The second difference for Tier 2 accounts is the introduction of the Customer Development rep. In this case, the Customer Development rep should be introducedÂ fairly early on (within first 60-days - after the customer has had some experience with the product). During her first interaction with the customer, the Customer Development rep should get a good sense for whether or not this is an opportunity for growth, retention or if it looks like it’s going to be a churn prevention case. And then she should plan accordingly.Â

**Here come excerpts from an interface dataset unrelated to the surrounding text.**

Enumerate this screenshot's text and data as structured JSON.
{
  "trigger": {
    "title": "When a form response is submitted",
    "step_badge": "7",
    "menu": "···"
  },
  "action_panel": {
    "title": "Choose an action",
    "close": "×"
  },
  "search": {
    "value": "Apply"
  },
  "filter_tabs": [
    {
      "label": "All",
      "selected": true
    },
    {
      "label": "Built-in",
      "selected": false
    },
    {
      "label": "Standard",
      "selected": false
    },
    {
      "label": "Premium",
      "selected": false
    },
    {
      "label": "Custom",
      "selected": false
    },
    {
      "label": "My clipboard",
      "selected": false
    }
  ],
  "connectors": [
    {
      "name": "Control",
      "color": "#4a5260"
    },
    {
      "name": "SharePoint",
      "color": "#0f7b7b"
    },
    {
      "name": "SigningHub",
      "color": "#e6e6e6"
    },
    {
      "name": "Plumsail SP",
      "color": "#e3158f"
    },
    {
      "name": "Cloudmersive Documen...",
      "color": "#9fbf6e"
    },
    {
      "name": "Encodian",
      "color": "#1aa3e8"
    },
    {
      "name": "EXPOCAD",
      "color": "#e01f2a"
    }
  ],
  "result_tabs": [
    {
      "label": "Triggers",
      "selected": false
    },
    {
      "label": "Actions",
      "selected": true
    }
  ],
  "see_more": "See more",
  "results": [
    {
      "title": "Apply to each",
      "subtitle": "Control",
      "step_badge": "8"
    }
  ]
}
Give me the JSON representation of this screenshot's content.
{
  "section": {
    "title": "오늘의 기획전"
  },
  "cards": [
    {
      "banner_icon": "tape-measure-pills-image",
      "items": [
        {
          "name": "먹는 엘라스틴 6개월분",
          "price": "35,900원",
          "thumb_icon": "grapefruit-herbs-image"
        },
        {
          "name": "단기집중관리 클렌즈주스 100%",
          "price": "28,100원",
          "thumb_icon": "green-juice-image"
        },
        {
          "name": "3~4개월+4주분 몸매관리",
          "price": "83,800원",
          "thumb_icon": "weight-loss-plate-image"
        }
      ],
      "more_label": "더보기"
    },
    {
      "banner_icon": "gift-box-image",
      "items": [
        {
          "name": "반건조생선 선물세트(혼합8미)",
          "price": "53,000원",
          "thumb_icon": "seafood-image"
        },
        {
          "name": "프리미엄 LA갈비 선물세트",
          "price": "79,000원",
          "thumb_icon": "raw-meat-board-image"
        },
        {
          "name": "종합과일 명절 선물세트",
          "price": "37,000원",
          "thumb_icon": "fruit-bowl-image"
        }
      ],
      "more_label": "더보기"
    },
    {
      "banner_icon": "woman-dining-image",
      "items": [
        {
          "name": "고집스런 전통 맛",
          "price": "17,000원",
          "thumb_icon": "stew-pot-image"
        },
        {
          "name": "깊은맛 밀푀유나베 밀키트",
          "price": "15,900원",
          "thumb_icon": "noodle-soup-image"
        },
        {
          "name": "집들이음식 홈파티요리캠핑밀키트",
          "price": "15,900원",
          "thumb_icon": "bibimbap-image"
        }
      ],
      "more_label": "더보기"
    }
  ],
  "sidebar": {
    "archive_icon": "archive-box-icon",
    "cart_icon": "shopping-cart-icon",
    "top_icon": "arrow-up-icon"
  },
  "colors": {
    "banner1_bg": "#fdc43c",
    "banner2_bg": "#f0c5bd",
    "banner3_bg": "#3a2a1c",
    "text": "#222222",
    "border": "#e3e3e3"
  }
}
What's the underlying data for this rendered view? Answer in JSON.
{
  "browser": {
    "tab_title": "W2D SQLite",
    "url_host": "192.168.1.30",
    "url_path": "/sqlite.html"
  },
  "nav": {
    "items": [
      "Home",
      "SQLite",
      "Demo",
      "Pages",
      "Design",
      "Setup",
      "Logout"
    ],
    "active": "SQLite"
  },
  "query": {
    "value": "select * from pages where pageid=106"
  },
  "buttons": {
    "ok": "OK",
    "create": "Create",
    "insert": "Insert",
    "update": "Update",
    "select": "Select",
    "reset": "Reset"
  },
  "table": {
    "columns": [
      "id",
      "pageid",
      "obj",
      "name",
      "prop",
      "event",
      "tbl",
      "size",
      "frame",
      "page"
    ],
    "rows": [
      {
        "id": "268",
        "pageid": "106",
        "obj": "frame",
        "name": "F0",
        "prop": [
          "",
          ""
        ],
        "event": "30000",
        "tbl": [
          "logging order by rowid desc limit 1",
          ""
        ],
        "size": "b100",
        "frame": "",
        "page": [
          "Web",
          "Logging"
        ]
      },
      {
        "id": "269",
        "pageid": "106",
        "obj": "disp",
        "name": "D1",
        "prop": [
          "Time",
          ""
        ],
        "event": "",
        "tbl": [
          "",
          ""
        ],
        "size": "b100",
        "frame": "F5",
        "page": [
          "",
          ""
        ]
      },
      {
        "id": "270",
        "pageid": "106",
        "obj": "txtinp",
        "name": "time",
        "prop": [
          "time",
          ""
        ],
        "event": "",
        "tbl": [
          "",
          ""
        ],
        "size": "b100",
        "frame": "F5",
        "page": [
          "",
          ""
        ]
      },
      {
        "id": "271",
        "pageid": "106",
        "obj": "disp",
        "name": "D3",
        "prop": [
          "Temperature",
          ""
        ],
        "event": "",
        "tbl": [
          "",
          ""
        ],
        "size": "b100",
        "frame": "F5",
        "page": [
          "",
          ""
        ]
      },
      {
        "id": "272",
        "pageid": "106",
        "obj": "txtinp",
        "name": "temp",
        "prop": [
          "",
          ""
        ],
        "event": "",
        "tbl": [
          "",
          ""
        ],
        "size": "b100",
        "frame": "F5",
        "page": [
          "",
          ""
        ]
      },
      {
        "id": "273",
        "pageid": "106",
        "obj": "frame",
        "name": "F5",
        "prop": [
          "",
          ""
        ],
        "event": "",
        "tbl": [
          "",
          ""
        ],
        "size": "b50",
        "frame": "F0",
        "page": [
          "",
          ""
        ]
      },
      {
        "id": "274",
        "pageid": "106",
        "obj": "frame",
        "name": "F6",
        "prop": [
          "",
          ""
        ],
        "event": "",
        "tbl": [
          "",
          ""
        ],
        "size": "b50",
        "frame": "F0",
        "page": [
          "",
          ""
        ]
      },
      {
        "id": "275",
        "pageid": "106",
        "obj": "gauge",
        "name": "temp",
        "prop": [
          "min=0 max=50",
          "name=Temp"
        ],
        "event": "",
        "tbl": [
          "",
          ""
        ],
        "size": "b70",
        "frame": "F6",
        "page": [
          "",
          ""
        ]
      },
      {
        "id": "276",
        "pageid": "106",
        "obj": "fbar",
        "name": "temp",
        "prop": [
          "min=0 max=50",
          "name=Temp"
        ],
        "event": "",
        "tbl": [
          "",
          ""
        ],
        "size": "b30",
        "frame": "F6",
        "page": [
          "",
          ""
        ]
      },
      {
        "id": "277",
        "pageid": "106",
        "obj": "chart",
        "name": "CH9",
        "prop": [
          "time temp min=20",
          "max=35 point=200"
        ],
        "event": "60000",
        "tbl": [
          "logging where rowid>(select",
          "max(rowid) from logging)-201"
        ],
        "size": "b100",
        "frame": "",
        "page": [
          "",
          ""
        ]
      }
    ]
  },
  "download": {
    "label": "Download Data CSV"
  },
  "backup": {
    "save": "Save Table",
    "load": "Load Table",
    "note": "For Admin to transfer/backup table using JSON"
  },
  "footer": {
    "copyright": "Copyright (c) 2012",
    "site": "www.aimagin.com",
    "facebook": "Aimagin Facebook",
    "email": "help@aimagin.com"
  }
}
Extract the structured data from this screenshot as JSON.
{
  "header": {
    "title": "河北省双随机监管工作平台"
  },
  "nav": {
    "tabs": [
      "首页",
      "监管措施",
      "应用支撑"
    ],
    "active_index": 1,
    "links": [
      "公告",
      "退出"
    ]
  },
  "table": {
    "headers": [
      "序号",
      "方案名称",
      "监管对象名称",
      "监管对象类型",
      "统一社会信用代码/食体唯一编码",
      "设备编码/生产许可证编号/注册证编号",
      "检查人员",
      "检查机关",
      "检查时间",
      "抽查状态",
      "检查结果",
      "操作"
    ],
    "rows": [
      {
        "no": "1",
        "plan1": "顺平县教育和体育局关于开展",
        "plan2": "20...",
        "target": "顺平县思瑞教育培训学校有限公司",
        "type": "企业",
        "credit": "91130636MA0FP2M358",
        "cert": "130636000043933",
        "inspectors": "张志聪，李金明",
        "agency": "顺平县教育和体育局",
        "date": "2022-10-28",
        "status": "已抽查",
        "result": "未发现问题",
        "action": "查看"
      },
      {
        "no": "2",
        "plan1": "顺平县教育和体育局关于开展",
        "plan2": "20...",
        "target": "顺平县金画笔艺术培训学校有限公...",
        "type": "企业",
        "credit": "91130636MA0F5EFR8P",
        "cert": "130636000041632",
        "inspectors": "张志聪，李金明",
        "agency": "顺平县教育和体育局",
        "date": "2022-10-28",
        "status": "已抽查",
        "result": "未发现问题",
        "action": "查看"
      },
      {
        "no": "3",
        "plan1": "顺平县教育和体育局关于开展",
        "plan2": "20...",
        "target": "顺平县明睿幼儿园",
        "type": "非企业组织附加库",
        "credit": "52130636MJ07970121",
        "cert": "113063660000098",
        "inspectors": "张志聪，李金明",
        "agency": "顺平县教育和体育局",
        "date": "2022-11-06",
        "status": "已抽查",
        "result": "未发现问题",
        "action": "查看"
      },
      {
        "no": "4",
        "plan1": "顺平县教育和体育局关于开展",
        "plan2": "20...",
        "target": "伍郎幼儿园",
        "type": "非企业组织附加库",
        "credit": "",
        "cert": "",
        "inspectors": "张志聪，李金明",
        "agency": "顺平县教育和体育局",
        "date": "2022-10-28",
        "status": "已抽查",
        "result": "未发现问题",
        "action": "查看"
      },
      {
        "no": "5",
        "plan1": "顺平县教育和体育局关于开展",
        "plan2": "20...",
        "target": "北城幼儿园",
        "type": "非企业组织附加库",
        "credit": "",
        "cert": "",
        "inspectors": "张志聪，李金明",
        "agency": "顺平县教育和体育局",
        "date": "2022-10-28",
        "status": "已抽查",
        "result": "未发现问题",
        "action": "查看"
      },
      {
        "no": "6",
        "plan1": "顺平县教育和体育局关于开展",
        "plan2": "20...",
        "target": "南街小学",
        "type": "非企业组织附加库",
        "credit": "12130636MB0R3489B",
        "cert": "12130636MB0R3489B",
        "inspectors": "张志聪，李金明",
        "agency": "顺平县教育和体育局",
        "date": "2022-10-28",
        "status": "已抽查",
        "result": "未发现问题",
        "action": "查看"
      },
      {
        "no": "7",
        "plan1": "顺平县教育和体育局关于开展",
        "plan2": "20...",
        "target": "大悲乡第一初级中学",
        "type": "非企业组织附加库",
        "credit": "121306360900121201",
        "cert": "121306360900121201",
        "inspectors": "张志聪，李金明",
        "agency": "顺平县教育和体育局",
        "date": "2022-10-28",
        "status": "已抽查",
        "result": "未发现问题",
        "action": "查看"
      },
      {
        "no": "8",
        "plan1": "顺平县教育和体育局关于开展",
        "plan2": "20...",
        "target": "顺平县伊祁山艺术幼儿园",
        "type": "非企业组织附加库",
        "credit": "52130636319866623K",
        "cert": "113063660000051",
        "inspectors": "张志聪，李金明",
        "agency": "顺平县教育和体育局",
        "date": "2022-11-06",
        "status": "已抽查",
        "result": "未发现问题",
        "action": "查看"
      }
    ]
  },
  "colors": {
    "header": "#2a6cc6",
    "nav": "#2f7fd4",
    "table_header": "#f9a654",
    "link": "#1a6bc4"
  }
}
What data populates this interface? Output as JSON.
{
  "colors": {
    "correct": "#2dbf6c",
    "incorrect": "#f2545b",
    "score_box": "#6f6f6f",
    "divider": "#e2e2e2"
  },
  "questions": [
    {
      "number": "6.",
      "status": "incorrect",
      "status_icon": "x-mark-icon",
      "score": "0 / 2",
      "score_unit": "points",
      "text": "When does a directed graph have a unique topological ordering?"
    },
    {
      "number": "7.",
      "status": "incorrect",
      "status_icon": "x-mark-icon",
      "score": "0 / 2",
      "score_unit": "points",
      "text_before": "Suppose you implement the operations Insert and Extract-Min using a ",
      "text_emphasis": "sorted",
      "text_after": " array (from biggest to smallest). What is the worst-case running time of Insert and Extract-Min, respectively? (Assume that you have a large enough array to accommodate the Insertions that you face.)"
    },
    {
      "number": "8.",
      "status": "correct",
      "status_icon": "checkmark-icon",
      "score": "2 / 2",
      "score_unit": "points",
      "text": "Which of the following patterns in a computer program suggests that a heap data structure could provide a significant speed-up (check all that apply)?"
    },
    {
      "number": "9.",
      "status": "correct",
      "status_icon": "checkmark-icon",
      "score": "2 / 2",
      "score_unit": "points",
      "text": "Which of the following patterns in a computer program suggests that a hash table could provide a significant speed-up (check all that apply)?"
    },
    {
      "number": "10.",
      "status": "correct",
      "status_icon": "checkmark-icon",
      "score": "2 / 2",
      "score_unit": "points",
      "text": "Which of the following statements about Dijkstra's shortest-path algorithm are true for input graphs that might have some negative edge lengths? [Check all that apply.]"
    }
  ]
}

In most cases, these will be retention cases, so the Customer Development rep should plan at least a Q2 check-in to go over success metrics and insure everything is going well with the account. She should remain visible with these account. I am also NOT OPPOSED to Sales reintroducing themselves atÂ some pointÂ in Q2/3 to help secure renewal on these accounts. As mentioned before, many Tier 2 customers may not be big growth opportunities, but their ongoing renewals will likely make up the bulk of your revenue.
Plan for Tier 1 Accounts
Ahhh…we’ve arrived. The big growth opportunities. All hands on deck!
The majorityÂ of your human Customer Success efforts should be directed at Tier 1 accounts.Â
The main differences in the plan for Tier 1 accounts fall on the Customer Development rep. It is very likely, for these accounts, that she will or should get involved at a later stage of the initial sale. Her involvement may help to actually close many of these deals. Her involvement may be in the form of a pilot program or maybe just communicating some specific use cases/success stories that seal the deal. Having her involved at that stage will also greatly help the post-sale transition where she should really be running the kickoff call/program.Â
After that, the Customer Development plan for these accounts revolves around growth. She should be developing a growth plan for each customer and helping lead the customer down that path. She should bring in sales where needed (for example, if there is a brand new group to pitch to) or choose to manage it on her own. What I’m showing here is just a high-level model. For Tier 1 accounts, I definitely recommend a custom plan of attack be built for each. It may sound like a lot of work…but these are your big fish. Put in the time.
WHO SHOULD BE MANAGING THIS PROCESS?
This simple framework I’m proposing leaves out an important piece - who will be managing the whole thing?
I think it’s very important to have someone organizing and managing all of these activities. To do it well takes great knowledge of your product/offering, a great understanding for customer needs, a strong nose for the nuances of customer relationships as well as a perfect understanding of the strengths/skills of the members both the sales & success teams. Â She should be able to create smart strategic game plans, but also able to makeÂ game-timeÂ decisions in the heat of battle as situations change.
For this kind of Customer Success framework to be effective, it definitely needs a good head coach. Ideally this is a Chief Customer Officer or a VP of Customer Success or head of Customer Development. This person should be able to design an overall framework, but also create custom plans for each customer and adapt them over time. This ‘customer coach’ should be able to use any resource necessary to make sure that customers are successful and that the business is taking full advantage of its growth potential.
Would love to hear your thoughts on this framework. Any feedback is helpful as I’d like to continue to develop it over time.